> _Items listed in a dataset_
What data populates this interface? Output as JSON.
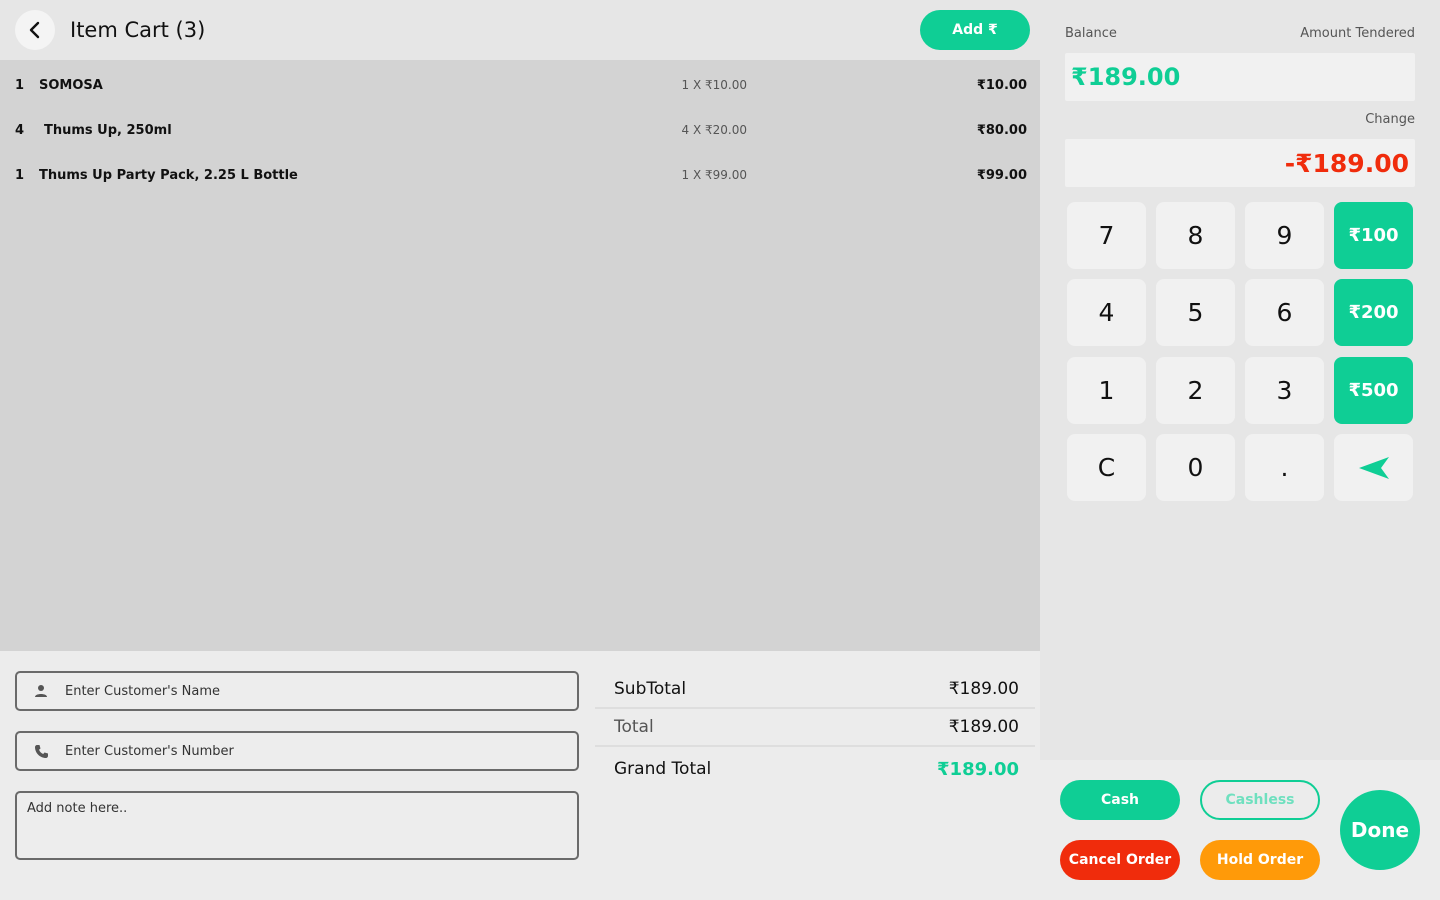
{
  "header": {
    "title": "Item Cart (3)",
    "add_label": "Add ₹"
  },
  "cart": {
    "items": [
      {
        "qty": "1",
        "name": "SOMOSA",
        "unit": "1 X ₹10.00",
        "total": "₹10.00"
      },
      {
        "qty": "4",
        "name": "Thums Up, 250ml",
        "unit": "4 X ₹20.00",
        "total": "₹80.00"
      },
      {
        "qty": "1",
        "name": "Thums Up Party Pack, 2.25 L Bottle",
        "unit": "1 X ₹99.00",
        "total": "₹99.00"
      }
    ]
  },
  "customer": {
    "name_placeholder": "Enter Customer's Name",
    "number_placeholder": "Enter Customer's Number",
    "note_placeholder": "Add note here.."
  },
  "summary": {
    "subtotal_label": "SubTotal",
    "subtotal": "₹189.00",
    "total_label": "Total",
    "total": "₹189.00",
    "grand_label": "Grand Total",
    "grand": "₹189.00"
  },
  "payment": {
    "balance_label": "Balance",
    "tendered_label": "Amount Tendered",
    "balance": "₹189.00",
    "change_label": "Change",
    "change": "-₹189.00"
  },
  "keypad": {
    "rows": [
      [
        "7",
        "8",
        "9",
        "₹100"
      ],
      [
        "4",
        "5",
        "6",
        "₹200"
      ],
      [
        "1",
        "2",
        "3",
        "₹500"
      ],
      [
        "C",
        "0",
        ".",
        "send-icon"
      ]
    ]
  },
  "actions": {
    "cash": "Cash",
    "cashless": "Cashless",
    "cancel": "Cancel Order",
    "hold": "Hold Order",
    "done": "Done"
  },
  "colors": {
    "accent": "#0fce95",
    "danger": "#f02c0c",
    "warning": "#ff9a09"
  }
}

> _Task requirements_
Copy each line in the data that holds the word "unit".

> _Solution to this problem_
        "unit": "1 X ₹10.00",
        "unit": "4 X ₹20.00",
        "unit": "1 X ₹99.00",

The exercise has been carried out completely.